Denise Watkins, who is African-American, had worked in the dispatch department of a Louisiana parish sheriff’s office for some 17 years, and had risen to the position of shift supervisor. At the end of January 2018, her supervisor sent an email commending  “superb work” by Watkins and three others. Some three weeks later, Watkins notified her supervisors that she was suffering from an anxiety disorder and gave them a doctor’s note stating that she required three 24-hour shifts off per week.

Two days later, a supervisor filed a disciplinary review board request against Watkins, charging that she had engaged in “unsuitable” job performance. He had “counseled” her on such concerns some ten days earlier but “he neither took, nor indicated, further disciplinary action.”

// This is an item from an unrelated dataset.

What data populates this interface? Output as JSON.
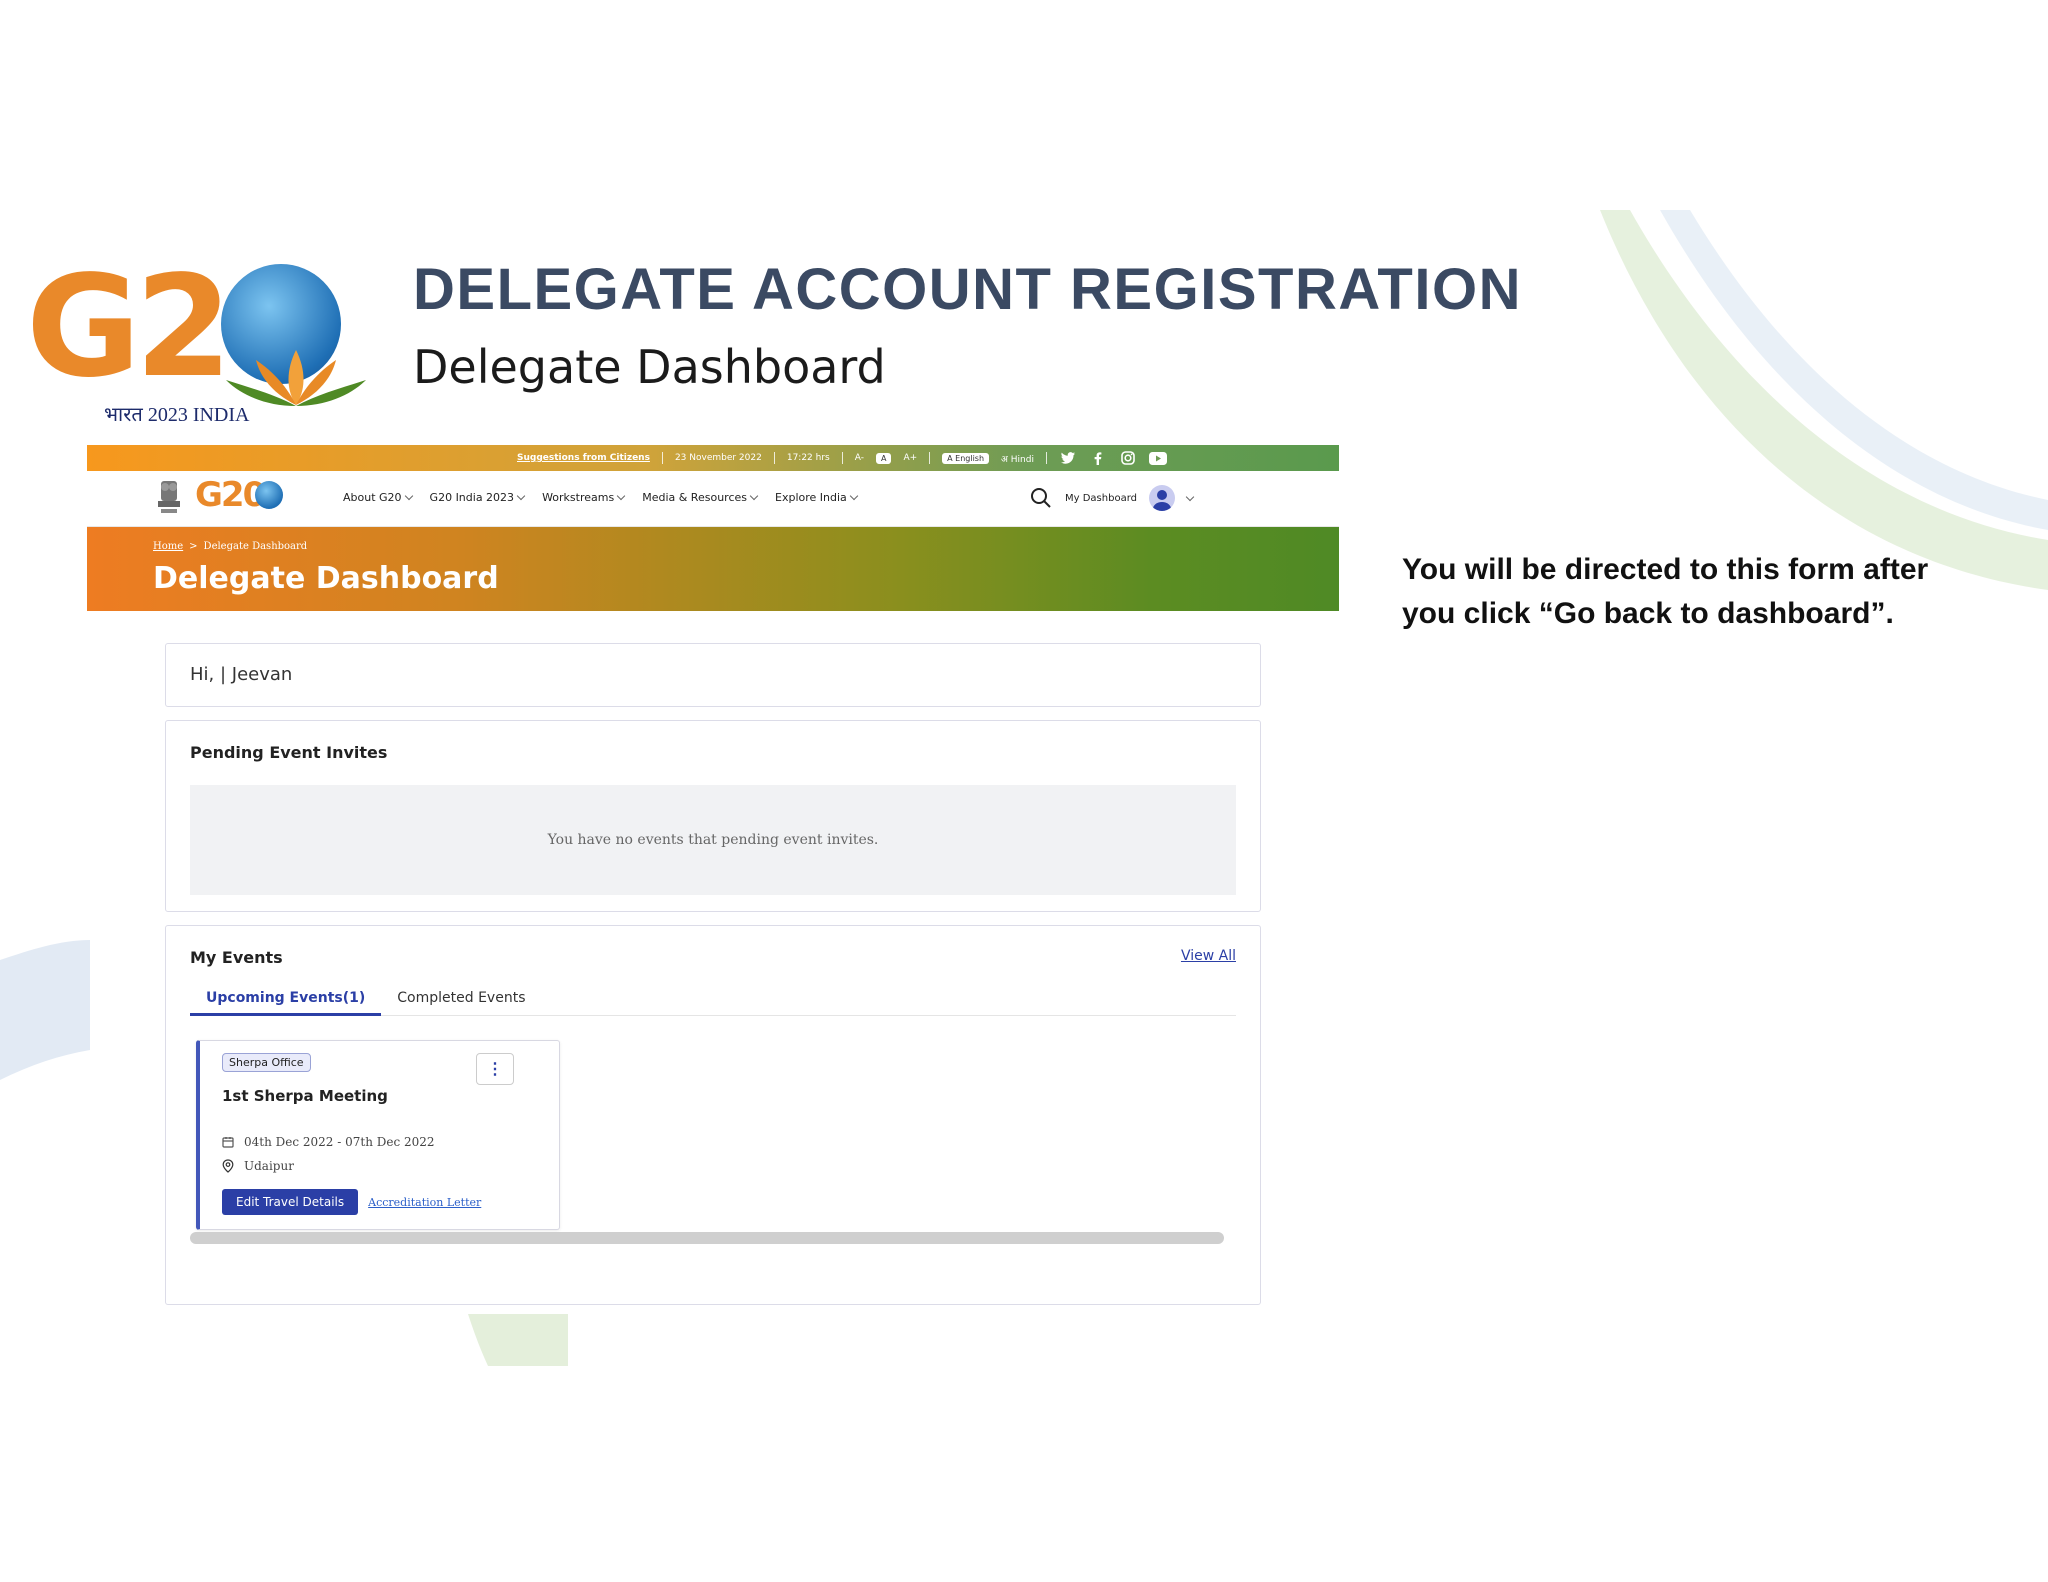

The only issue the board took action on was the charge that Watkins had sometimes slept or napped on the job, which Watkins admitted and explained was attributable to the “medical issues” she had developed, and which she again requested medical leave to help address. The board nevertheless recommended on March 1 that she be fired for that offense, which the sheriff did the next day. This was despite the fact that a white shift supervisor had also been “caught” sleeping on the job, but “only received ‘counseling’” and was not fired.

Watkins filed suit against the sheriff’s office, contending that she had been discriminated against on the basis of race and had been improperly fired under FMLA in retaliation for requesting medical leave. A lower court granted summary judgment against her without a trial, and the case was appealed to the Fifth Circuit.

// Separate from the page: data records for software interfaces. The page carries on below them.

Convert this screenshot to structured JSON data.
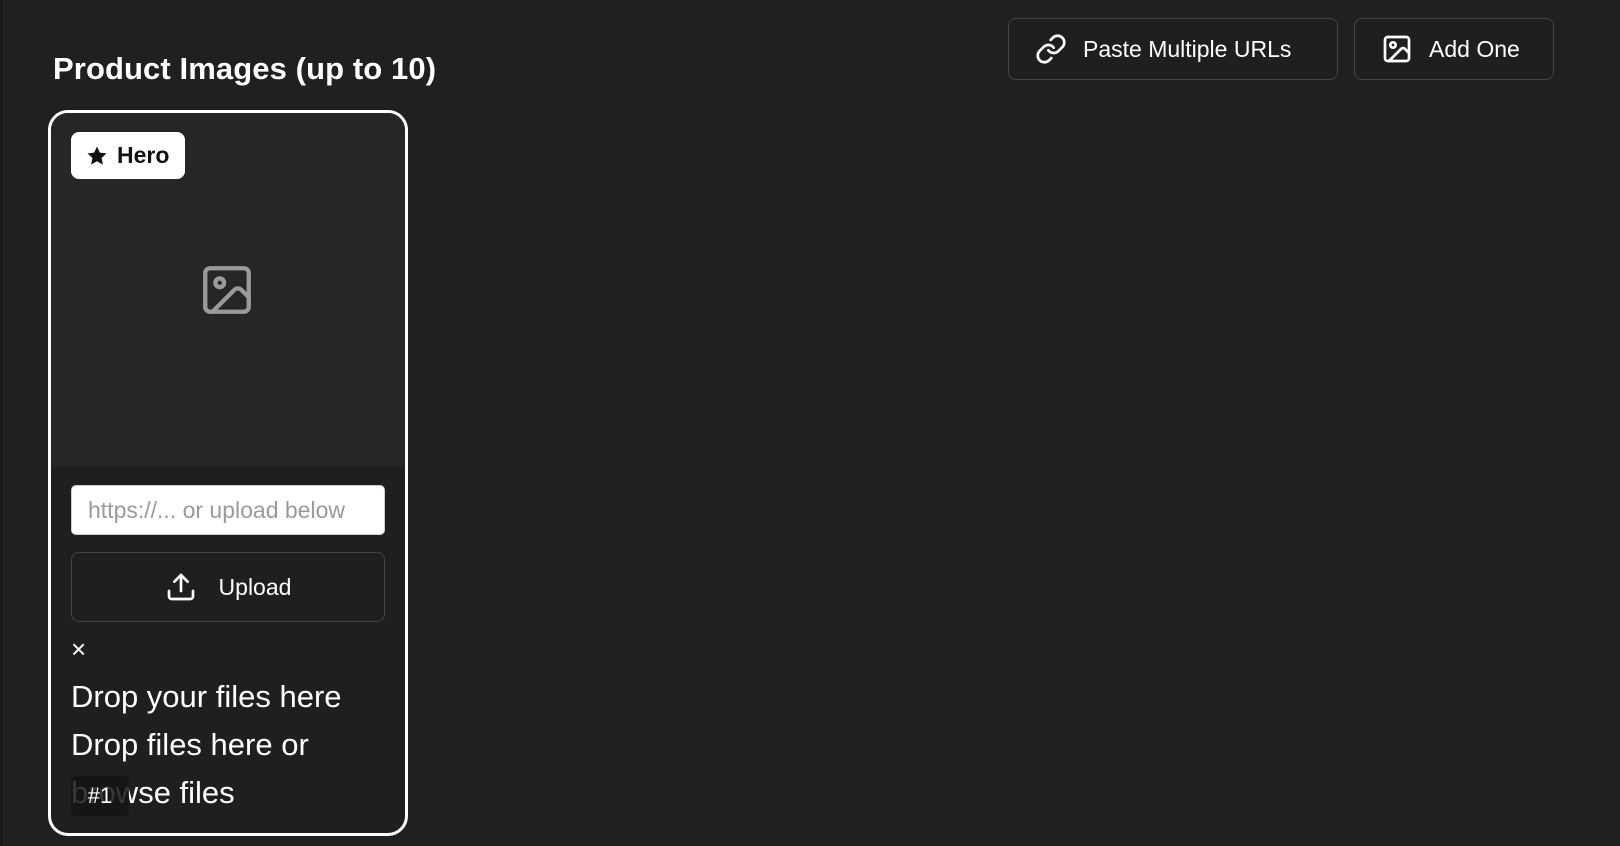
{
  "header": {
    "title": "Product Images (up to 10)",
    "paste_urls_label": "Paste Multiple URLs",
    "add_one_label": "Add One"
  },
  "image_card": {
    "hero_label": "Hero",
    "url_placeholder": "https://... or upload below",
    "upload_label": "Upload",
    "close_symbol": "×",
    "drop_title": "Drop your files here",
    "drop_line_1": "Drop files here or",
    "drop_line_2": "browse files",
    "index_label": "#1"
  },
  "icons": {
    "paste": "link-icon",
    "add": "image-icon",
    "hero": "star-icon",
    "placeholder": "image-icon",
    "upload": "upload-icon"
  }
}
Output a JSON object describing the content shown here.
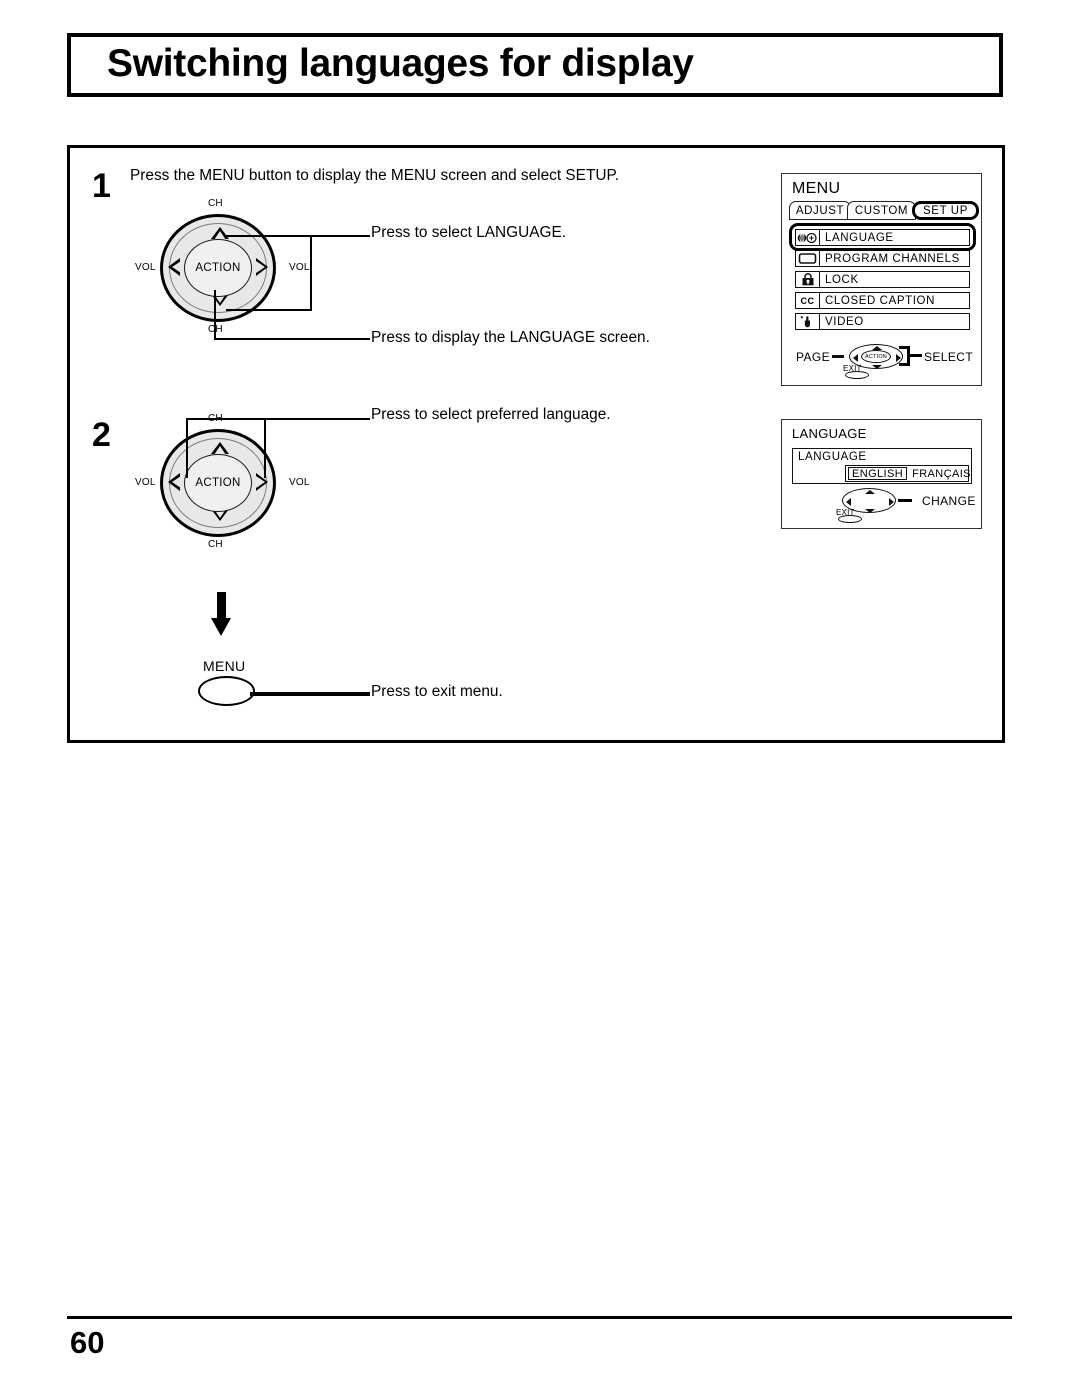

The three judges on the appeals court panel all agreed that Watkins should be able to present her race discrimination case to a jury. In a 2-1 decision written by Judge Grady Jolly, who was nominated by President Reagan, the majority also reversed the lower court ruling on the FMLA claim. Judge Jolly explained that Watkins had demonstrated a “genuine dispute” of facts concerning “FMLA retaliation” for requesting medical leave. The evidence in the record, Jolly continued, showed that the sheriff “tolerated” sleeping on the job on occasion, as shown by the treatment of the white shift supervisor, and the sheriff “could not recall any dispatcher” other than Watkins who had been fired for this reason. In addition, Jolly went on, the “suspicious sequence of events” as discussed above supported Watkins’ pretext claim, including the filing of the charges against Watkins “[w]ithin two days” of the request for medical leave. Overall, the majority concluded, a “reasonable jury” could decide that the alleged reason for firing Watkins was a pretext, and she should be allowed to present her FMLA claim to a jury.

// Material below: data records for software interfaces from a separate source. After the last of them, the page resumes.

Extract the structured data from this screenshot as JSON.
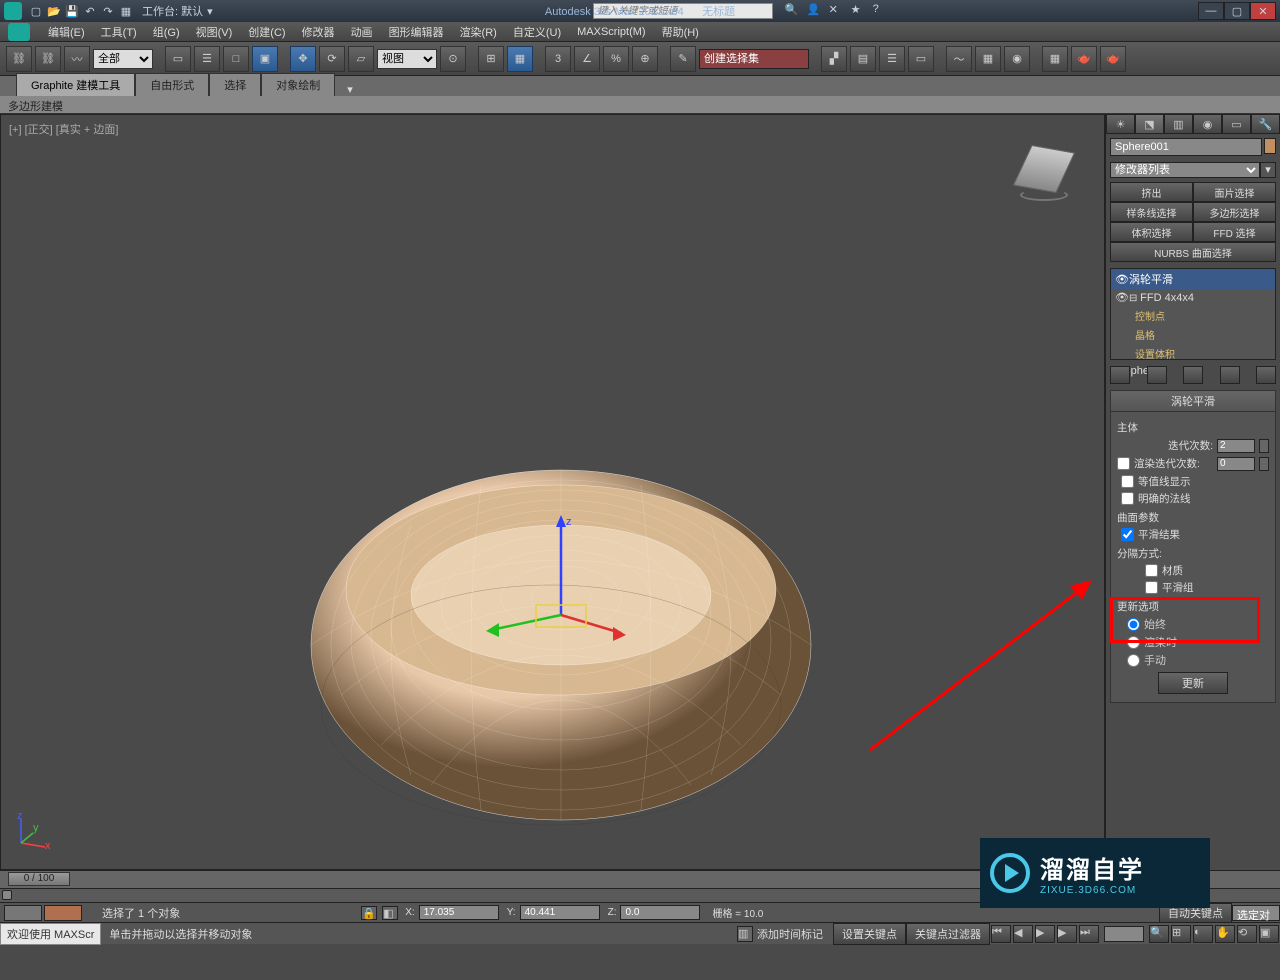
{
  "titlebar": {
    "workspace_label": "工作台: 默认",
    "app_title": "Autodesk 3ds Max  2013 x64",
    "doc_title": "无标题",
    "search_placeholder": "键入关键字或短语"
  },
  "menubar": {
    "items": [
      "编辑(E)",
      "工具(T)",
      "组(G)",
      "视图(V)",
      "创建(C)",
      "修改器",
      "动画",
      "图形编辑器",
      "渲染(R)",
      "自定义(U)",
      "MAXScript(M)",
      "帮助(H)"
    ]
  },
  "toolbar": {
    "filter_all": "全部",
    "view_dropdown": "视图",
    "named_selection": "创建选择集"
  },
  "ribbon": {
    "tabs": [
      "Graphite 建模工具",
      "自由形式",
      "选择",
      "对象绘制"
    ],
    "active": 0,
    "poly_label": "多边形建模"
  },
  "viewport": {
    "label": "[+] [正交] [真实 + 边面]"
  },
  "cmd_panel": {
    "obj_name": "Sphere001",
    "modifier_list": "修改器列表",
    "mod_buttons": [
      "挤出",
      "面片选择",
      "样条线选择",
      "多边形选择",
      "体积选择",
      "FFD 选择",
      "NURBS 曲面选择"
    ],
    "stack": {
      "items": [
        {
          "label": "涡轮平滑",
          "selected": true
        },
        {
          "label": "FFD 4x4x4"
        },
        {
          "label": "控制点",
          "sub": true
        },
        {
          "label": "晶格",
          "sub": true
        },
        {
          "label": "设置体积",
          "sub": true
        },
        {
          "label": "Sphere"
        }
      ]
    },
    "rollout": {
      "title": "涡轮平滑",
      "main_group": "主体",
      "iterations_label": "迭代次数:",
      "iterations_value": "2",
      "render_iters_label": "渲染迭代次数:",
      "render_iters_value": "0",
      "isoline_label": "等值线显示",
      "explicit_normals_label": "明确的法线",
      "surface_params": "曲面参数",
      "smooth_result_label": "平滑结果",
      "separate_by": "分隔方式:",
      "material_label": "材质",
      "smoothgroup_label": "平滑组",
      "update_options": "更新选项",
      "always": "始终",
      "render": "渲染时",
      "manual": "手动",
      "update_btn": "更新"
    }
  },
  "timeline": {
    "scrub": "0 / 100"
  },
  "status": {
    "selection": "选择了 1 个对象",
    "x_label": "X:",
    "x_val": "17.035",
    "y_label": "Y:",
    "y_val": "40.441",
    "z_label": "Z:",
    "z_val": "0.0",
    "grid": "栅格 = 10.0",
    "autokey": "自动关键点",
    "selkey": "选定对",
    "welcome": "欢迎使用 MAXScr",
    "prompt": "单击并拖动以选择并移动对象",
    "addtime": "添加时间标记",
    "setkey": "设置关键点",
    "keyfilter": "关键点过滤器"
  },
  "watermark": {
    "brand": "溜溜自学",
    "url": "ZIXUE.3D66.COM"
  }
}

Trump judge Oldham dissented on the FMLA issue. He noted that the “temporal proximity” relied on by the majority “alone” was “insufficient”, and that it was  “irrelevant as a matter of law” that the other shift supervisor was not  fired for sleeping on the job. Judge Jolly made clear, however, that the majority was relying on more than the “close” temporal proximity, and that Oldham was wrong in suggesting that the treatment of the other shift supervisor was irrelevant. On the contrary, the majority pointed out, it was “inescapable when applying rational thinking” that the record provided “probative” evidence of pretext, and Watkin was “entitled” to present her claim and her evidence to a jury.

Fortunately, Denise Watkins will have the opportunity to present both her discrimination claims to a jury. If it had been up to Trump judge Oldham, however, she would not have been able to proceed on her FMLA contention, and future claims of discrimination concerning FMLA could well have been more difficult to establish. This decision shows the continuing importance of our fight for or courts and the confirmation of Biden nominees.



Andrew Oldham, Confirmed Judges Confirmed Fears, employee rights, Fifth Circuit Court of Appeals, FMLA, health care, racism, worker rights